> **Work task**:
Omit the pictures and copy the entries exactly.

> **Available data**:
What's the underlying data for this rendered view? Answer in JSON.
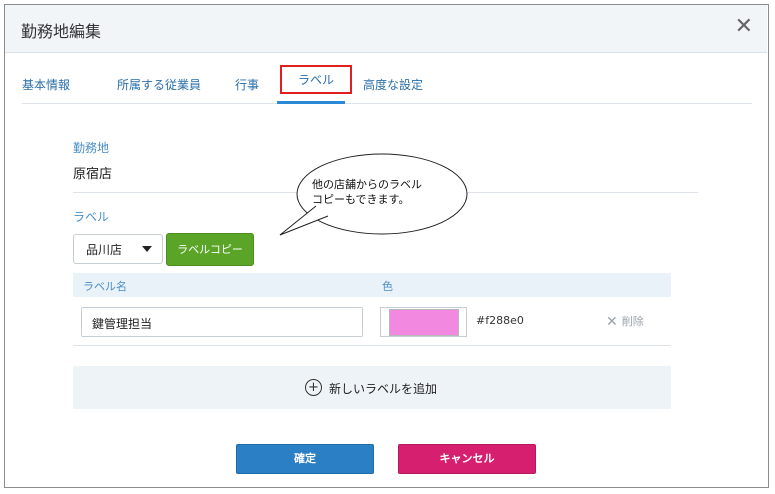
{
  "dialog": {
    "title": "勤務地編集",
    "close_glyph": "✕"
  },
  "tabs": [
    {
      "label": "基本情報"
    },
    {
      "label": "所属する従業員"
    },
    {
      "label": "行事"
    },
    {
      "label": "ラベル"
    },
    {
      "label": "高度な設定"
    }
  ],
  "workplace": {
    "label": "勤務地",
    "value": "原宿店"
  },
  "labels_section": {
    "label": "ラベル",
    "store_select": "品川店",
    "copy_button": "ラベルコピー"
  },
  "table": {
    "col_name": "ラベル名",
    "col_color": "色",
    "rows": [
      {
        "name": "鍵管理担当",
        "color": "#f288e0",
        "delete_label": "削除"
      }
    ]
  },
  "add_label": {
    "icon": "plus-circle-icon",
    "text": "新しいラベルを追加"
  },
  "footer": {
    "confirm": "確定",
    "cancel": "キャンセル"
  },
  "callout": {
    "line1": "他の店舗からのラベル",
    "line2": "コピーもできます。"
  }
}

> **Expected answer**:
What's the underlying data for this rendered view? Answer in JSON.
{
  "dialog": {
    "title": "勤務地編集",
    "close_glyph": "✕"
  },
  "tabs": [
    {
      "label": "基本情報"
    },
    {
      "label": "所属する従業員"
    },
    {
      "label": "行事"
    },
    {
      "label": "ラベル"
    },
    {
      "label": "高度な設定"
    }
  ],
  "workplace": {
    "label": "勤務地",
    "value": "原宿店"
  },
  "labels_section": {
    "label": "ラベル",
    "store_select": "品川店",
    "copy_button": "ラベルコピー"
  },
  "table": {
    "col_name": "ラベル名",
    "col_color": "色",
    "rows": [
      {
        "name": "鍵管理担当",
        "color": "#f288e0",
        "delete_label": "削除"
      }
    ]
  },
  "add_label": {
    "icon": "plus-circle-icon",
    "text": "新しいラベルを追加"
  },
  "footer": {
    "confirm": "確定",
    "cancel": "キャンセル"
  },
  "callout": {
    "line1": "他の店舗からのラベル",
    "line2": "コピーもできます。"
  }
}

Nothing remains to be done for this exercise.